Your goal>
Searching the material below, find each line that includes the word "Geschwindigkeit", and copy it.

Stored data>
↓↓↓
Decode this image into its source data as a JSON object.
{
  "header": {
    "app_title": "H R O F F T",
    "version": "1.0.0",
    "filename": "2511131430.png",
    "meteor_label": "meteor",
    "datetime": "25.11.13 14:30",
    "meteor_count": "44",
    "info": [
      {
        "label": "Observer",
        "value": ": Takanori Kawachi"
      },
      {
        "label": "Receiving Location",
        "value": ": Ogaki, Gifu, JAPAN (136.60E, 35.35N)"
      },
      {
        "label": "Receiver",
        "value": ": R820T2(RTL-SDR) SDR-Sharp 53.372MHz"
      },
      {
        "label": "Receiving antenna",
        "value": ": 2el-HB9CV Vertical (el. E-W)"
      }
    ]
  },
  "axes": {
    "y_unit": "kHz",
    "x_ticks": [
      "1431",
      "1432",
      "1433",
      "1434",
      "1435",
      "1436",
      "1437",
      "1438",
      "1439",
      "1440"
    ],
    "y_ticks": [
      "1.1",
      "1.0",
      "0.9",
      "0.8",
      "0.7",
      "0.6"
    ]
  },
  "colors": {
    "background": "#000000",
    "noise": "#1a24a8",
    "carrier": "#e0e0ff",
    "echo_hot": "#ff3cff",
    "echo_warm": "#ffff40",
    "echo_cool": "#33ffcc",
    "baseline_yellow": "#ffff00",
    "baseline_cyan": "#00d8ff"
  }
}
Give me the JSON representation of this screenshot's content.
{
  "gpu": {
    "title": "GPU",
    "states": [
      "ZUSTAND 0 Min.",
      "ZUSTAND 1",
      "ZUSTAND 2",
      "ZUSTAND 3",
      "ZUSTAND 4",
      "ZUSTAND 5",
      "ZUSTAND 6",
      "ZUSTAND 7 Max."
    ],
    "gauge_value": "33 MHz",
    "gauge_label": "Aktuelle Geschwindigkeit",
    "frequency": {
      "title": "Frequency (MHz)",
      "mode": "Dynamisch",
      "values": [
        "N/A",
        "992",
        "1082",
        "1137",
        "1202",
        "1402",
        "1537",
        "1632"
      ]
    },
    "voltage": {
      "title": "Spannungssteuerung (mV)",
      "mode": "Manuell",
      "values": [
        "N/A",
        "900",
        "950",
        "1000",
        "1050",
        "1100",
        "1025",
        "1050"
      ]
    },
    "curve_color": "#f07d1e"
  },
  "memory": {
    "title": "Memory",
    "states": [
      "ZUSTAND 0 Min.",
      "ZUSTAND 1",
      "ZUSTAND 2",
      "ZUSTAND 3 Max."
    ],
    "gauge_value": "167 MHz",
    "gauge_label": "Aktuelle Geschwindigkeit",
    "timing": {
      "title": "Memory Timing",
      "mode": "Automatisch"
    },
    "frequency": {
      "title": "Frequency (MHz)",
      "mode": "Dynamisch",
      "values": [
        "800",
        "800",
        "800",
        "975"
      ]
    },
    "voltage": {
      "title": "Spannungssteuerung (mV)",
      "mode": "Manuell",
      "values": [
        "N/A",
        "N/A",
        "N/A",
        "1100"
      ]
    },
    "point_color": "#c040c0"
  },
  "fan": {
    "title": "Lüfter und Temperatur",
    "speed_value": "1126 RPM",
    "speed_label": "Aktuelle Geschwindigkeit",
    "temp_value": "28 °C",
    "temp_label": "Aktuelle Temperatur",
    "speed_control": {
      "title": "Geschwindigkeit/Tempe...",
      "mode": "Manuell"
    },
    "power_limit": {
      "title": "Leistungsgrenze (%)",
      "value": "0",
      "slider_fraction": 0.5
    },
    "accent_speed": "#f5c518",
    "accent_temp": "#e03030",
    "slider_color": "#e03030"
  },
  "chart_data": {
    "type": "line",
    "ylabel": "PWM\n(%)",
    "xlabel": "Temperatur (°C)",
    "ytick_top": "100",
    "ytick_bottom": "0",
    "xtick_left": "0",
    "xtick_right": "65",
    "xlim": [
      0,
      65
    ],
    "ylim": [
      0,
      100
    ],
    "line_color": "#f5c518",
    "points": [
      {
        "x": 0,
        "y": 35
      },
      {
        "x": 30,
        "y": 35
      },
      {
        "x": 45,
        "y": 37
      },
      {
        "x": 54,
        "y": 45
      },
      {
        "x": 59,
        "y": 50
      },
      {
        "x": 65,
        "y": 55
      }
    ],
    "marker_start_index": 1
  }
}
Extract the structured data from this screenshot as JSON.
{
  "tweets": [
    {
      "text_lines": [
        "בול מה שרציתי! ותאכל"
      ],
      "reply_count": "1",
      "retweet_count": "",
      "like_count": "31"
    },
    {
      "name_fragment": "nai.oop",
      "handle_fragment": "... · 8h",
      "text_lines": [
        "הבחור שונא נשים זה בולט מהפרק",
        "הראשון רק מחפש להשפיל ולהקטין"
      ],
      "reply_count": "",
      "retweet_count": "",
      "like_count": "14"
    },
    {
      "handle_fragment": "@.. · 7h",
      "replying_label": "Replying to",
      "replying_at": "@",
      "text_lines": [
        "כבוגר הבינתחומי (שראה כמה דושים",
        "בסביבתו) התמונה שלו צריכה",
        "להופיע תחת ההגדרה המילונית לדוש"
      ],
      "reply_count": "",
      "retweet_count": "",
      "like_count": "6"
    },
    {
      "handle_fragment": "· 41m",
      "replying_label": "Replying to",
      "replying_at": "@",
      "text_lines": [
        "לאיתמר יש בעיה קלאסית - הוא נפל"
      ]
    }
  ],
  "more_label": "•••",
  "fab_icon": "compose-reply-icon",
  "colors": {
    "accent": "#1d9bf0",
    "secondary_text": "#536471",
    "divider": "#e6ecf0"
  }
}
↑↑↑
Solved exercise>
    "gauge_label": "Aktuelle Geschwindigkeit",
    "gauge_label": "Aktuelle Geschwindigkeit",
    "speed_label": "Aktuelle Geschwindigkeit",
      "title": "Geschwindigkeit/Tempe...",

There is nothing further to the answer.